One of my major regrets at the Bigpond Adelaide Film Festival this year was missing out on Tomorrow Will Be Better, especially after seeing Kedzierzawska’s earlier work Jestem (I Am). Matching grim narrative with uplifting photography, the films are realistic but poignant and always include stunning performances from its child actors. Kedzierzawska’s films will leave you stunned and, usually, it’s for the right reasons.
Tuesday, After Christmas | dir. Radu Muntean | ROM
Another regretful miss at BAFF this year was Muntean’s Tuesday, After Christmas, which was widely praised afterwards for its terrific central performances and impressively held takes. A seemingly gripping drama that will provide further evidence of Romania’s up-and-coming industry, this is likely to win over most festival patrons.
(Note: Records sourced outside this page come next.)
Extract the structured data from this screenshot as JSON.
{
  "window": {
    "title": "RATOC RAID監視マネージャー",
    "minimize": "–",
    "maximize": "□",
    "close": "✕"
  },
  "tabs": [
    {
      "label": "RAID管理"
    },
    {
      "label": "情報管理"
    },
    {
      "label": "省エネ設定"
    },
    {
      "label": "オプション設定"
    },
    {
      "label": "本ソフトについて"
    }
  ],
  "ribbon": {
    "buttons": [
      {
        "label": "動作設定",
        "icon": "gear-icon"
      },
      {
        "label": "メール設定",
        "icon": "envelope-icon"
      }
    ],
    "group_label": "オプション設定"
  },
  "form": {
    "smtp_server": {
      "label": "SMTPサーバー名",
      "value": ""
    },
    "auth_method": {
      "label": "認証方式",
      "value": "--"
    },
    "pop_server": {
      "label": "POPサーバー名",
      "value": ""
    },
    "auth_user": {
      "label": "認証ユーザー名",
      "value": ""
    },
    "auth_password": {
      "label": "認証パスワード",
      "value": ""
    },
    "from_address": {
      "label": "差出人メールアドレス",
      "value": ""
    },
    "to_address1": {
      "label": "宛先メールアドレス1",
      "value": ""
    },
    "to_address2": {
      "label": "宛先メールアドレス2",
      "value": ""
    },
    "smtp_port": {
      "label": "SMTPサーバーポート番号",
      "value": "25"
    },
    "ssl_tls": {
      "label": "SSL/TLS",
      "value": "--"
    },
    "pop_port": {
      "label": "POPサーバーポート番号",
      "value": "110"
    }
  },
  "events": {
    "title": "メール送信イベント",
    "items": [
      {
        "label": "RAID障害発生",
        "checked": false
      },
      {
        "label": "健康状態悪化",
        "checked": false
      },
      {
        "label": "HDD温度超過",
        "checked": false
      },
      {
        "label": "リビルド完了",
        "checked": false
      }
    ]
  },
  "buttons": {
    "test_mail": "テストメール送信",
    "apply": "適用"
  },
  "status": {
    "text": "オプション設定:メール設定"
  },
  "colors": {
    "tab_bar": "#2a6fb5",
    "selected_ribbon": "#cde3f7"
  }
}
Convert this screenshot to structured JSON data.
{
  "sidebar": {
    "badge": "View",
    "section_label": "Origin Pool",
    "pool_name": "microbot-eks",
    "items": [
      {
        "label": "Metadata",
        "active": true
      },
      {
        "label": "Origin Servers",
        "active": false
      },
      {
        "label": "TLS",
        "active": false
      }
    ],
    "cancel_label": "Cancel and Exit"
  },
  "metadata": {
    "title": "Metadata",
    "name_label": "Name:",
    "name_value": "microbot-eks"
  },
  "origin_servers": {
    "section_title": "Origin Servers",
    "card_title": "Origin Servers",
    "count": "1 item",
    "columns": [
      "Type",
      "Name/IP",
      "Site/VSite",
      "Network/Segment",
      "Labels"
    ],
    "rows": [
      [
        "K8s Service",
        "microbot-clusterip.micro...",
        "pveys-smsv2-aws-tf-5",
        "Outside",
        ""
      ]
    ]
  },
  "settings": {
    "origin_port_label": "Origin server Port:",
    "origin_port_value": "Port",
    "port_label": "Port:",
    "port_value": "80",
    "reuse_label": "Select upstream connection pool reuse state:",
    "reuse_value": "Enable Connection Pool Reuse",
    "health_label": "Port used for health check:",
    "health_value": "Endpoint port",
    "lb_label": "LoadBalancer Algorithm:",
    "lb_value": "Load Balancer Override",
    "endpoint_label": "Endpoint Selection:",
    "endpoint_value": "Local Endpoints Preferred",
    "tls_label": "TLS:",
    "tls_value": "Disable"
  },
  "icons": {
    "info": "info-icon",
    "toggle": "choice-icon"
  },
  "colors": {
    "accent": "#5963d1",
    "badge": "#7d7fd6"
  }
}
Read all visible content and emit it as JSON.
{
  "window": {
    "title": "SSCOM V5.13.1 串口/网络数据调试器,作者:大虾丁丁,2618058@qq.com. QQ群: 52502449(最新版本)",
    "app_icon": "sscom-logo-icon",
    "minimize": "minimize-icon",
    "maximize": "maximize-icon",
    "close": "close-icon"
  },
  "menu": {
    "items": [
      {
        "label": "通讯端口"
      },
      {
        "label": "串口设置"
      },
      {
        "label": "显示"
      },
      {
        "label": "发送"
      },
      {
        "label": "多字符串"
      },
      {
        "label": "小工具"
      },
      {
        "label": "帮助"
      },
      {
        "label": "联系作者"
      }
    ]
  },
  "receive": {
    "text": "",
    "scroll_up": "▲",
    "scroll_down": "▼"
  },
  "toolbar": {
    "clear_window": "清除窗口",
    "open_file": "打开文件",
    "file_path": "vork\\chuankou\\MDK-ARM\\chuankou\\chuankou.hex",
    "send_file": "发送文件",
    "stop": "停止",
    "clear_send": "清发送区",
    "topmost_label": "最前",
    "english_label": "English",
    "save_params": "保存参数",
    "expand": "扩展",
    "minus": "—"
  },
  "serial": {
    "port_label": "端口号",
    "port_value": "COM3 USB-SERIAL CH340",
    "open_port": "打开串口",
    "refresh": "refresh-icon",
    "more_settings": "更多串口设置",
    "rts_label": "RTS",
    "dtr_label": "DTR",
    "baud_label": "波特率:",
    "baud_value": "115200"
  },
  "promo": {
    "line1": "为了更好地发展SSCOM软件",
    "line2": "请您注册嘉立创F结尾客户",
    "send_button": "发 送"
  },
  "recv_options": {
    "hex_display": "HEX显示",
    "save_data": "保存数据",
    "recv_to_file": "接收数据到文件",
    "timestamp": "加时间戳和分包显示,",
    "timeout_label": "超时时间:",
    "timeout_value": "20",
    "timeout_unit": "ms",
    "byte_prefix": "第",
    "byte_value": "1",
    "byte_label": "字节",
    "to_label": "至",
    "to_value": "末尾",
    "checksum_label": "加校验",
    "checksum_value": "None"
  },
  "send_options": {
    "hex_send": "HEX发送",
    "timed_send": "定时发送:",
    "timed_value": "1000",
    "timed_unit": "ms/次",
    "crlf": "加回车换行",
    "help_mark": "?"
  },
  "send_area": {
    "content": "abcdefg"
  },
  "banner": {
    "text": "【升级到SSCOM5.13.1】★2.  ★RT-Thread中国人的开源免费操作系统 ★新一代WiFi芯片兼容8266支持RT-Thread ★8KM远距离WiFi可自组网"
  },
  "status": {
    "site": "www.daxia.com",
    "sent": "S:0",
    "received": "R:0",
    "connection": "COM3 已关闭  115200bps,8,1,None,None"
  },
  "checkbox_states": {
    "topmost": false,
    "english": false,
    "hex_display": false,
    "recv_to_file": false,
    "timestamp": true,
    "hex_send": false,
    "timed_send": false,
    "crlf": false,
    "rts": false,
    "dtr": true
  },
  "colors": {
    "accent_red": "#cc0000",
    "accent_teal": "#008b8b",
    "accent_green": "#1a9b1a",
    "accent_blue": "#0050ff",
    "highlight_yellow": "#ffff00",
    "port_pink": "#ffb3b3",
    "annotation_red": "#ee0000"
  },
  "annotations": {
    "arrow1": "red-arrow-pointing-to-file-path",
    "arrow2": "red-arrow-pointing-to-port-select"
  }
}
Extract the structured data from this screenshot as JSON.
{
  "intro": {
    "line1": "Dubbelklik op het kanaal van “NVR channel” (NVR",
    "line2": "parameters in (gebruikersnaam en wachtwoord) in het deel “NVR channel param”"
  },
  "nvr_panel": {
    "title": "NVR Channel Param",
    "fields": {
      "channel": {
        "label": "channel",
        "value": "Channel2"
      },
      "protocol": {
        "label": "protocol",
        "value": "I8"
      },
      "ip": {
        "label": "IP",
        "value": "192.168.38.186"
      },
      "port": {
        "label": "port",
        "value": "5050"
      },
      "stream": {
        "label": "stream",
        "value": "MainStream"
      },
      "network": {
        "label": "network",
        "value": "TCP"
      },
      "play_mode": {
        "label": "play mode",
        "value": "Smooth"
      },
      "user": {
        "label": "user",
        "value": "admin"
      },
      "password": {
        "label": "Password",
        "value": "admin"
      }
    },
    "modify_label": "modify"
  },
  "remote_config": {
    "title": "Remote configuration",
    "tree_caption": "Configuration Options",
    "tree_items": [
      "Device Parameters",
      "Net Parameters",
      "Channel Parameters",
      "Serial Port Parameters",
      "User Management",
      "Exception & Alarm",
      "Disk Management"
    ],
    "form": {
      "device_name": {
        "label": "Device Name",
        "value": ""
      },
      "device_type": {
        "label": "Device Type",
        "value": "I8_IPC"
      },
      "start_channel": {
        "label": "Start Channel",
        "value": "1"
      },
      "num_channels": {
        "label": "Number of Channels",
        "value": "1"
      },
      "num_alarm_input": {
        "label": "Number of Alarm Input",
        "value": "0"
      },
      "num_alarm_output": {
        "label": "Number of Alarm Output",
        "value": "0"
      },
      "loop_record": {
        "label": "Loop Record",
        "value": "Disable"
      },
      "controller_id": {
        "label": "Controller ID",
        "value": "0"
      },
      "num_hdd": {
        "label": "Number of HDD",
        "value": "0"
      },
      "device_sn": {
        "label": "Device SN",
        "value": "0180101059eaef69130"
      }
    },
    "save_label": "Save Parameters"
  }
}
THE FIVE MUST-SEES OF OUR FESTIVAL SCHEDULE
Footnote | dir. Joseph Cedar | ISR
We are constantly impressed by the rising quality of Israeli cinema and after strong reviews to screenings at Cannes, there was no doubt we would catch Cedar’s Footnote at MIFF.
LiTTLEROCK | dir. Mike Ott | USA
A surprise choice here. We actually had no knowledge of this film and gave it no notice until we saw Mike Ott (the man behind Analog Days) was directing. The trailer showed off a Lost in Translation film where instead of focusing on the outsiders, the film gives deep insight into the world of Littlerock. The trailer’s verbal reference to Herzog’s Stroszek also won us over.
Martha Marcy May Marlene | dir. Sean Durkin | USA
The film I unfortunately missed at this year’s Sydney Film Festival, there was no chance I was going to pass up another opportunity to see one of the bigger indie dramas of the year. Considering its widespread acclaim (bar a couple of Australian critics), this is many writers’ favourite film of the year.
Submarine | dir. Richard Ayoade | UK
I love most of Ayoade’s career and this coming-of-age tale has been on my radar since production. Strong reviews since its festival tour began have only added to my expectations.
Tomboy | dir. Celine Sciamma | FRA
This choice is simply because of Alice Tynan (of various Australian publications). I’ve noticed over time that we share similar taste in film, and at the Sydney Film Festival, Alice was only one of two critics (I know of) to see Tomboy. Both critics loved the film, so I am trusting their opinions and placing it in my must-sees.
Hopefully this list helps decide your picks in the section. If you have already bought tickets to International Panorama films, we would love to know your choices and your most anticipated of the category!